→ **Exercise directions**
The response must contain every line from the records below that has "heading".
**** Records to process
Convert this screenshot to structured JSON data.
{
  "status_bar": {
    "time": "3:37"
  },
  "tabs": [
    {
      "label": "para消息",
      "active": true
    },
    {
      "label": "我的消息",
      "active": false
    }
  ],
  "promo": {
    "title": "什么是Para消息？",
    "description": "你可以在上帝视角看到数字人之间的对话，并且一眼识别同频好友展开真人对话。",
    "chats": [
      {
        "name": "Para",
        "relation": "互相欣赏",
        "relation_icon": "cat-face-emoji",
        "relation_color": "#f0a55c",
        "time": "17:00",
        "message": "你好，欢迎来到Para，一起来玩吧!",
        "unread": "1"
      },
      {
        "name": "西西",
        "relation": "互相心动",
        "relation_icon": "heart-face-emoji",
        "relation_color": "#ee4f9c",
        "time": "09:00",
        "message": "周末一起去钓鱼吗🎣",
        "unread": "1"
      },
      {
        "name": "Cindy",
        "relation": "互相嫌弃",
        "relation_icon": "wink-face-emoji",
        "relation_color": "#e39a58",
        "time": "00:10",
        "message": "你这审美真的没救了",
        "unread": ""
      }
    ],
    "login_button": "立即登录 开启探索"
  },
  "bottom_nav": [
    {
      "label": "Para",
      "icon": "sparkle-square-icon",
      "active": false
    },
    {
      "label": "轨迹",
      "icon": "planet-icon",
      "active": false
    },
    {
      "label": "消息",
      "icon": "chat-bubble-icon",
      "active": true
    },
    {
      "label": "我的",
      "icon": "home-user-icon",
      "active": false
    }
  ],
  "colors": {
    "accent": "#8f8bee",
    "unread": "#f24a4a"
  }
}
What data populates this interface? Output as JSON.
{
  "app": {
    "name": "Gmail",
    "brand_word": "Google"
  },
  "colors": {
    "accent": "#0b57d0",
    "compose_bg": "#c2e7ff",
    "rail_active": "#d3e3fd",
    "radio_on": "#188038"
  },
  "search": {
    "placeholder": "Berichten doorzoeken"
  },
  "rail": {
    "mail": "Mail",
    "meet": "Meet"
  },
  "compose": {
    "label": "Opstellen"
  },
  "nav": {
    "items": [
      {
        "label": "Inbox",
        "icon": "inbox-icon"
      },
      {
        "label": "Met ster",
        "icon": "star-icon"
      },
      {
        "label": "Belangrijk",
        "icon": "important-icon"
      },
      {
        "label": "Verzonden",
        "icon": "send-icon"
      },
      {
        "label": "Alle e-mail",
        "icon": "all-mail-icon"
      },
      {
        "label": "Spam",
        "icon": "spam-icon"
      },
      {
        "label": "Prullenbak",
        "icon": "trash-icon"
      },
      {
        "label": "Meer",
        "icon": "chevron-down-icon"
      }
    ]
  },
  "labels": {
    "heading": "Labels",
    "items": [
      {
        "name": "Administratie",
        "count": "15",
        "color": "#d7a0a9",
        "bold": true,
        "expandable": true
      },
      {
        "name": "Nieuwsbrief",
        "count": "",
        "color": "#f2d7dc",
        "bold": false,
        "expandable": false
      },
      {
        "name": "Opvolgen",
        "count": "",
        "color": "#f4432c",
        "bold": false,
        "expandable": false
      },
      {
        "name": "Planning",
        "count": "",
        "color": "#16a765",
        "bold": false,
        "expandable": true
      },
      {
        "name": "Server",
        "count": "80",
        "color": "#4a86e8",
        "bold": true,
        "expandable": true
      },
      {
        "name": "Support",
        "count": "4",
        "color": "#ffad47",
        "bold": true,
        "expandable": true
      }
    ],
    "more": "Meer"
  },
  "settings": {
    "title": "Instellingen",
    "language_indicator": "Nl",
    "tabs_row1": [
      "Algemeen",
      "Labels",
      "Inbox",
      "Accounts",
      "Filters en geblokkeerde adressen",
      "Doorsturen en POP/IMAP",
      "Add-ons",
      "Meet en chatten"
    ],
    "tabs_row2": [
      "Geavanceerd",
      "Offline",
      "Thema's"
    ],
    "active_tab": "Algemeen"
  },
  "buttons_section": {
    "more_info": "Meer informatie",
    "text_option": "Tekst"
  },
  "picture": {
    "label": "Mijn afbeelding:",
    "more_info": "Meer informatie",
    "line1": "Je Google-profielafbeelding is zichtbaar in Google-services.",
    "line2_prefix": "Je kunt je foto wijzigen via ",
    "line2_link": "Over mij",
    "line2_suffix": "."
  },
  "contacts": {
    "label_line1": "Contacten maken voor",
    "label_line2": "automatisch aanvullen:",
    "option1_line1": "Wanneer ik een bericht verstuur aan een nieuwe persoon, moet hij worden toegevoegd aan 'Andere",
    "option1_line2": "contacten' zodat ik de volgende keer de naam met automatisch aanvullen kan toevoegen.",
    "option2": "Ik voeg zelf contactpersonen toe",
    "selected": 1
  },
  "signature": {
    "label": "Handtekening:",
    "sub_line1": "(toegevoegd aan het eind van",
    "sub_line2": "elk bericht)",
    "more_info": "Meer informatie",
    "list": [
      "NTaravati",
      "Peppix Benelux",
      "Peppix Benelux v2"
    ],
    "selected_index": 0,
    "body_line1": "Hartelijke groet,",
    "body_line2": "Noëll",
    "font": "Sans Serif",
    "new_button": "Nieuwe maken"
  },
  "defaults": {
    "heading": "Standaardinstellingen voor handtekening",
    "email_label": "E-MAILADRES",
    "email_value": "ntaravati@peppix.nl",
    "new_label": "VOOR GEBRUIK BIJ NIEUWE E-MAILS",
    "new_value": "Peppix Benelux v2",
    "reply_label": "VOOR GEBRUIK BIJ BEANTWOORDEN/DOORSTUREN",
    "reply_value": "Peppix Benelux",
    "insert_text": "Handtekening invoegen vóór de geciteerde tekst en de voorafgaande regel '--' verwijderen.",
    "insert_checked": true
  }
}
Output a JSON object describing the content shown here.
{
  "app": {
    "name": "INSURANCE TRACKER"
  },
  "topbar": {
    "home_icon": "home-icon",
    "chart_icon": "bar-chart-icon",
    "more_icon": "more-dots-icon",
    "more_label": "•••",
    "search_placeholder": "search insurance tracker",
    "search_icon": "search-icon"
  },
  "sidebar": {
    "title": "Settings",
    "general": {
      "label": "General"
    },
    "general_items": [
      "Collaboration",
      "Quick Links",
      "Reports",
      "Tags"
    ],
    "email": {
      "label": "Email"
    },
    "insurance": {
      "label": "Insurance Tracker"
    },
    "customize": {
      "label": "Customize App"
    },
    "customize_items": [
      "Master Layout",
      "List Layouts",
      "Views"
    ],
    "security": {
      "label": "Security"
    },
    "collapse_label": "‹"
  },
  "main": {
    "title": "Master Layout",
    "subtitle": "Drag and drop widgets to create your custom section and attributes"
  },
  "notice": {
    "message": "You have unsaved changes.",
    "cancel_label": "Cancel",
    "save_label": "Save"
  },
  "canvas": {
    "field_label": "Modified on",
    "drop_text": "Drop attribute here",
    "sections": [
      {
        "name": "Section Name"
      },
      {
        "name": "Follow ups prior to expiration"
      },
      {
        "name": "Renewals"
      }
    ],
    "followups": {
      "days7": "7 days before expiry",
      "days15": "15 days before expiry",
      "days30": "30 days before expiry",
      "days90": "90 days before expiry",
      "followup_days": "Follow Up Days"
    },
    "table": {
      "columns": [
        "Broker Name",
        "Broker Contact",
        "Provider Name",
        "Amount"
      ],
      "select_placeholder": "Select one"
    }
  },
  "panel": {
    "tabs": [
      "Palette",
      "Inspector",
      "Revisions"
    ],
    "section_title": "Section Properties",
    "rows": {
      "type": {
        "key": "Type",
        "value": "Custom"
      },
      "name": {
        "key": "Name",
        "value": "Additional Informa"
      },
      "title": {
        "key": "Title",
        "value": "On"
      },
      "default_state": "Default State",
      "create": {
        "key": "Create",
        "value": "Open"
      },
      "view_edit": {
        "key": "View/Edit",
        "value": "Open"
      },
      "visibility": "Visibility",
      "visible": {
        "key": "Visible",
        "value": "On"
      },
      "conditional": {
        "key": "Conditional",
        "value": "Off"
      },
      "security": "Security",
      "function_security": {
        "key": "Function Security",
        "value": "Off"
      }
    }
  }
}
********
→ **Written response**
    "heading": "Labels",
    "heading": "Standaardinstellingen voor handtekening",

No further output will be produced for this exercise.